Thick Headed Fly

Hi Sara,
As we were working on your post, we realized we needed to create a new category for Thick Headed Flies.  We will need to search through our archives to see if we have any older postings of Thick Headed Flies in the family Conopidae, but this might be a first for our website.  We believe your specimen may be in the genus
Physocephala, which BugGuide describes as “adults feed on flower nectar  Females usually oviposit on hosts (mostly bumble bees and wasps) during flight. Larvae become internal parasitoids (usually kill the host).”  There is additional clarification of the life cycle on BugGuide:  “P. tibialis has been reported to parasitize workers of the bumble bee Bombus bimaculatus. Adults apparently alight and inject an egg into the abdomen of their host while in flight.  A study in Alberta showed that bumble bees parasitized by P. texana had the same lifespan as unparasitized individuals (Otterstatter et al, 2002; …).

Ed. Note: A previous posting of a Thick Headed Fly from 2009 was added to the new category.

Maybe Pandora Sphinx
July 11, 2010
Found this moth on July 11th this year on our palm plant on our patio in Peoria, AZ. The closest thing I could find to it is the Pandora Sphinx but both my books tell me they are not found in this part of the United States.
Peoria, AZ

Achemon Sphinx

Hi Jeremy,
Your observations that your moth looked like a Pandora Sphinx,
Eumorpha pandora, was a good hunch since your moth, the Achemon Sphinx, Eumorpha achemon, is in the same genus.  Though they are different species, the two members of the genus Eumorpha share many physical similarities and they also share a portion of their ranges.  You can read more about the Achemon Sphinx on Bill Oehlke’s excellent website.  Your shot showing the underwings is wonderful for identification purposes.

Thank you for your help in identifying the moth and for the extra knowledge with it. I really do appreciate it.

Firefly, I think, in Florida
July 10, 2010
Hello again you helpful people!
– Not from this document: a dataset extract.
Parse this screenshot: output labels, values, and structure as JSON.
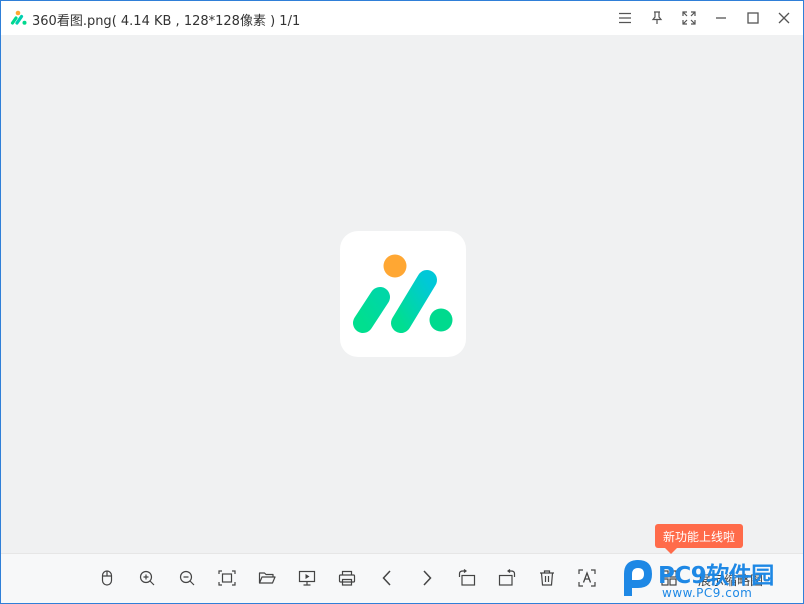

I believe you’d recently asked for photos of fireflies, and here’s one I took last month (had misfiled it and only just found it). When I was trying to ID it, I couldn’t find one that had all the same features. The antennae clearly have some feathering like pterotus, but all the images I found of those had solid red thoraxes. It looks a lot like lucidota, but the images of those I found have plain antennae and no red spot in the middle of the thorax, and no edge color to the wing cases (is that the right term?). What do you think? [Much thanks for the time and effort you expend on this marvelous website!]
Karen H.
Belleview, FL
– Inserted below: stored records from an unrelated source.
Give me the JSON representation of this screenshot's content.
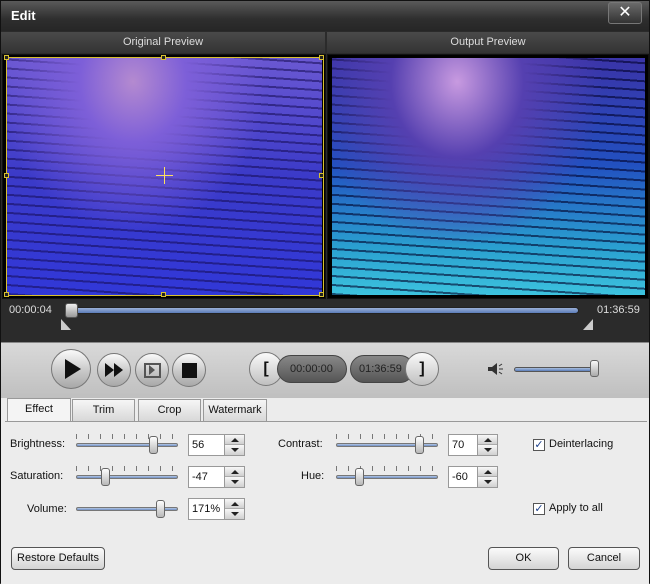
{
  "window": {
    "title": "Edit",
    "close_label": "✕"
  },
  "preview": {
    "original_label": "Original Preview",
    "output_label": "Output Preview"
  },
  "seek": {
    "current_time": "00:00:04",
    "end_time": "01:36:59",
    "position_fraction": 0.0
  },
  "playback": {
    "trim_start": "00:00:00",
    "trim_end": "01:36:59",
    "bracket_open": "[",
    "bracket_close": "]",
    "volume_fraction": 0.95,
    "icons": [
      "play-icon",
      "fast-forward-icon",
      "next-frame-icon",
      "stop-icon",
      "speaker-icon"
    ]
  },
  "tabs": [
    {
      "label": "Effect",
      "active": true
    },
    {
      "label": "Trim",
      "active": false
    },
    {
      "label": "Crop",
      "active": false
    },
    {
      "label": "Watermark",
      "active": false
    }
  ],
  "effect": {
    "brightness": {
      "label": "Brightness:",
      "value": "56",
      "fraction": 0.78
    },
    "saturation": {
      "label": "Saturation:",
      "value": "-47",
      "fraction": 0.27
    },
    "volume": {
      "label": "Volume:",
      "value": "171%",
      "fraction": 0.86
    },
    "contrast": {
      "label": "Contrast:",
      "value": "70",
      "fraction": 0.85
    },
    "hue": {
      "label": "Hue:",
      "value": "-60",
      "fraction": 0.2
    },
    "deinterlacing": {
      "label": "Deinterlacing",
      "checked": true
    },
    "apply_all": {
      "label": "Apply to all",
      "checked": true
    }
  },
  "buttons": {
    "restore": "Restore Defaults",
    "ok": "OK",
    "cancel": "Cancel"
  }
}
Checkered Beetle

Hi Karen,
While it sure does look like a Firefly, we are not totally convinced it might not be something else, like a Soldier Beetle.  We are going to post your image and contact Eric Eaton to see if he has an opinion on the identity of your beetle.

Eric Eaton Responds:
July 12, 2010
You are correct, the insect is *not* a firefly.  It is a “checkered beetle,” Chariessa pilosa, and a firefly MIMIC.  Many beetles (and even other insects) masquerade as fireflies because fireflies are poisonous to many predators if they are eaten.